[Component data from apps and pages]
====================

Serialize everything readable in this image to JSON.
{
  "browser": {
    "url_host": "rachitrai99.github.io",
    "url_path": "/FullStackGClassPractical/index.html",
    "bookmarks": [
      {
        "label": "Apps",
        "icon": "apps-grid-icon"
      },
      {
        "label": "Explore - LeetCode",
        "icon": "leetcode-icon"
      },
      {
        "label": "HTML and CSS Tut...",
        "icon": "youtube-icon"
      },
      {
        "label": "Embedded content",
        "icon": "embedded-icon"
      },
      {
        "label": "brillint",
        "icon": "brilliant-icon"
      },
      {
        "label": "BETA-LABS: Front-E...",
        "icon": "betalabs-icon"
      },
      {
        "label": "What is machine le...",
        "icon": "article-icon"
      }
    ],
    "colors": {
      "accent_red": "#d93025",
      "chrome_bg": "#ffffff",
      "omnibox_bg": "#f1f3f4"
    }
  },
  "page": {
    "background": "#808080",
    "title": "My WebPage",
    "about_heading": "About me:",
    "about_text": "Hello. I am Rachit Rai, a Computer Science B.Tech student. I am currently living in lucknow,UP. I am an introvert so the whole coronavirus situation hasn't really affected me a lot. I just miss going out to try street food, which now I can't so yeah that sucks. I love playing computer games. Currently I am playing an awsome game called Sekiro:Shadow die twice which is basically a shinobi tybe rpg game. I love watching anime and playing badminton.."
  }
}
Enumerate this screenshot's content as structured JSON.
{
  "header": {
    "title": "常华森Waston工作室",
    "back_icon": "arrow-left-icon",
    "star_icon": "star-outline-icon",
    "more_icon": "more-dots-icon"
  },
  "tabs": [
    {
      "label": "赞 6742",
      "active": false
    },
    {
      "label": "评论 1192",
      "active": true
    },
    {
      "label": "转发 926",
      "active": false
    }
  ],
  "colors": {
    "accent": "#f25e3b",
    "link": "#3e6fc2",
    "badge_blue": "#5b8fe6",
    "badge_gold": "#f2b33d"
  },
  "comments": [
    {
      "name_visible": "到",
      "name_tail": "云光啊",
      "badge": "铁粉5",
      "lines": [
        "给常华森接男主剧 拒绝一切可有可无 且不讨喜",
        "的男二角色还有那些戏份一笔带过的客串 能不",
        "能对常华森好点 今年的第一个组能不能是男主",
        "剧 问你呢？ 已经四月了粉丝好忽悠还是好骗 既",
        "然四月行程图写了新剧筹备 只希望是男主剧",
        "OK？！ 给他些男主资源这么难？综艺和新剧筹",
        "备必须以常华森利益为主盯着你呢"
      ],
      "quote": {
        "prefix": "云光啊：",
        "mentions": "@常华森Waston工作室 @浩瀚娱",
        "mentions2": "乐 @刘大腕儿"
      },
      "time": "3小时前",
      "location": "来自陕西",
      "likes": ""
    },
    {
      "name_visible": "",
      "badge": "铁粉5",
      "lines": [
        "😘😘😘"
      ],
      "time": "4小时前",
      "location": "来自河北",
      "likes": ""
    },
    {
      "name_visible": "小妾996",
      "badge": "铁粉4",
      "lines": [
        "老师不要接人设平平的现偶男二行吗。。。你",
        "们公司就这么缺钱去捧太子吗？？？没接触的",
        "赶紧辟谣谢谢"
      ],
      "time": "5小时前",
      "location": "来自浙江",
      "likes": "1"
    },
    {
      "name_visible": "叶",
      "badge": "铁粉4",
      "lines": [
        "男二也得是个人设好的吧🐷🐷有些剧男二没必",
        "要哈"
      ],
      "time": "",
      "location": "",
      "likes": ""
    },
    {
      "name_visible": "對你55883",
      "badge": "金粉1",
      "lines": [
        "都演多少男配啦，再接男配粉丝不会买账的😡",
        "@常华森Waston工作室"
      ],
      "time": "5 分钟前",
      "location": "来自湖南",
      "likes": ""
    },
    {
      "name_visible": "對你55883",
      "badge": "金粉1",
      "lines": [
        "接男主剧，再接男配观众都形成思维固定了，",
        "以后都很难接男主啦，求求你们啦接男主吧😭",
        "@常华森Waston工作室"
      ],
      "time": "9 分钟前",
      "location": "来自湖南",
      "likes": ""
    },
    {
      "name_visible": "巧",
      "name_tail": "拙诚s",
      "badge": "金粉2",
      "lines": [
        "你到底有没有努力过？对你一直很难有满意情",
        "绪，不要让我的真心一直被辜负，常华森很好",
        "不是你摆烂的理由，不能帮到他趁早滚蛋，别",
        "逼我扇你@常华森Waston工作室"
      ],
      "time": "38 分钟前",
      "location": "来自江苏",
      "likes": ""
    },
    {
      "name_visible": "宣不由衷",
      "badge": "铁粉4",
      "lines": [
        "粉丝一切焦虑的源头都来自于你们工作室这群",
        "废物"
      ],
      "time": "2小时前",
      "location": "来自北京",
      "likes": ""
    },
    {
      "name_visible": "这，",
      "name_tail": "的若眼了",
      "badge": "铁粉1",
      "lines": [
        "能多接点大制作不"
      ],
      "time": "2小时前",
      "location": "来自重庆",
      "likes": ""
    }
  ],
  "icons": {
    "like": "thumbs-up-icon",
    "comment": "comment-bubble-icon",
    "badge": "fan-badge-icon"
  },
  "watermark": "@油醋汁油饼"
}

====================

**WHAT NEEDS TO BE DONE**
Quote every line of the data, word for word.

**RESPONSE**
Serialize everything readable in this image to JSON.
{
  "browser": {
    "url_host": "rachitrai99.github.io",
    "url_path": "/FullStackGClassPractical/index.html",
    "bookmarks": [
      {
        "label": "Apps",
        "icon": "apps-grid-icon"
      },
      {
        "label": "Explore - LeetCode",
        "icon": "leetcode-icon"
      },
      {
        "label": "HTML and CSS Tut...",
        "icon": "youtube-icon"
      },
      {
        "label": "Embedded content",
        "icon": "embedded-icon"
      },
      {
        "label": "brillint",
        "icon": "brilliant-icon"
      },
      {
        "label": "BETA-LABS: Front-E...",
        "icon": "betalabs-icon"
      },
      {
        "label": "What is machine le...",
        "icon": "article-icon"
      }
    ],
    "colors": {
      "accent_red": "#d93025",
      "chrome_bg": "#ffffff",
      "omnibox_bg": "#f1f3f4"
    }
  },
  "page": {
    "background": "#808080",
    "title": "My WebPage",
    "about_heading": "About me:",
    "about_text": "Hello. I am Rachit Rai, a Computer Science B.Tech student. I am currently living in lucknow,UP. I am an introvert so the whole coronavirus situation hasn't really affected me a lot. I just miss going out to try street food, which now I can't so yeah that sucks. I love playing computer games. Currently I am playing an awsome game called Sekiro:Shadow die twice which is basically a shinobi tybe rpg game. I love watching anime and playing badminton.."
  }
}
Enumerate this screenshot's content as structured JSON.
{
  "header": {
    "title": "常华森Waston工作室",
    "back_icon": "arrow-left-icon",
    "star_icon": "star-outline-icon",
    "more_icon": "more-dots-icon"
  },
  "tabs": [
    {
      "label": "赞 6742",
      "active": false
    },
    {
      "label": "评论 1192",
      "active": true
    },
    {
      "label": "转发 926",
      "active": false
    }
  ],
  "colors": {
    "accent": "#f25e3b",
    "link": "#3e6fc2",
    "badge_blue": "#5b8fe6",
    "badge_gold": "#f2b33d"
  },
  "comments": [
    {
      "name_visible": "到",
      "name_tail": "云光啊",
      "badge": "铁粉5",
      "lines": [
        "给常华森接男主剧 拒绝一切可有可无 且不讨喜",
        "的男二角色还有那些戏份一笔带过的客串 能不",
        "能对常华森好点 今年的第一个组能不能是男主",
        "剧 问你呢？ 已经四月了粉丝好忽悠还是好骗 既",
        "然四月行程图写了新剧筹备 只希望是男主剧",
        "OK？！ 给他些男主资源这么难？综艺和新剧筹",
        "备必须以常华森利益为主盯着你呢"
      ],
      "quote": {
        "prefix": "云光啊：",
        "mentions": "@常华森Waston工作室 @浩瀚娱",
        "mentions2": "乐 @刘大腕儿"
      },
      "time": "3小时前",
      "location": "来自陕西",
      "likes": ""
    },
    {
      "name_visible": "",
      "badge": "铁粉5",
      "lines": [
        "😘😘😘"
      ],
      "time": "4小时前",
      "location": "来自河北",
      "likes": ""
    },
    {
      "name_visible": "小妾996",
      "badge": "铁粉4",
      "lines": [
        "老师不要接人设平平的现偶男二行吗。。。你",
        "们公司就这么缺钱去捧太子吗？？？没接触的",
        "赶紧辟谣谢谢"
      ],
      "time": "5小时前",
      "location": "来自浙江",
      "likes": "1"
    },
    {
      "name_visible": "叶",
      "badge": "铁粉4",
      "lines": [
        "男二也得是个人设好的吧🐷🐷有些剧男二没必",
        "要哈"
      ],
      "time": "",
      "location": "",
      "likes": ""
    },
    {
      "name_visible": "對你55883",
      "badge": "金粉1",
      "lines": [
        "都演多少男配啦，再接男配粉丝不会买账的😡",
        "@常华森Waston工作室"
      ],
      "time": "5 分钟前",
      "location": "来自湖南",
      "likes": ""
    },
    {
      "name_visible": "對你55883",
      "badge": "金粉1",
      "lines": [
        "接男主剧，再接男配观众都形成思维固定了，",
        "以后都很难接男主啦，求求你们啦接男主吧😭",
        "@常华森Waston工作室"
      ],
      "time": "9 分钟前",
      "location": "来自湖南",
      "likes": ""
    },
    {
      "name_visible": "巧",
      "name_tail": "拙诚s",
      "badge": "金粉2",
      "lines": [
        "你到底有没有努力过？对你一直很难有满意情",
        "绪，不要让我的真心一直被辜负，常华森很好",
        "不是你摆烂的理由，不能帮到他趁早滚蛋，别",
        "逼我扇你@常华森Waston工作室"
      ],
      "time": "38 分钟前",
      "location": "来自江苏",
      "likes": ""
    },
    {
      "name_visible": "宣不由衷",
      "badge": "铁粉4",
      "lines": [
        "粉丝一切焦虑的源头都来自于你们工作室这群",
        "废物"
      ],
      "time": "2小时前",
      "location": "来自北京",
      "likes": ""
    },
    {
      "name_visible": "这，",
      "name_tail": "的若眼了",
      "badge": "铁粉1",
      "lines": [
        "能多接点大制作不"
      ],
      "time": "2小时前",
      "location": "来自重庆",
      "likes": ""
    }
  ],
  "icons": {
    "like": "thumbs-up-icon",
    "comment": "comment-bubble-icon",
    "badge": "fan-badge-icon"
  },
  "watermark": "@油醋汁油饼"
}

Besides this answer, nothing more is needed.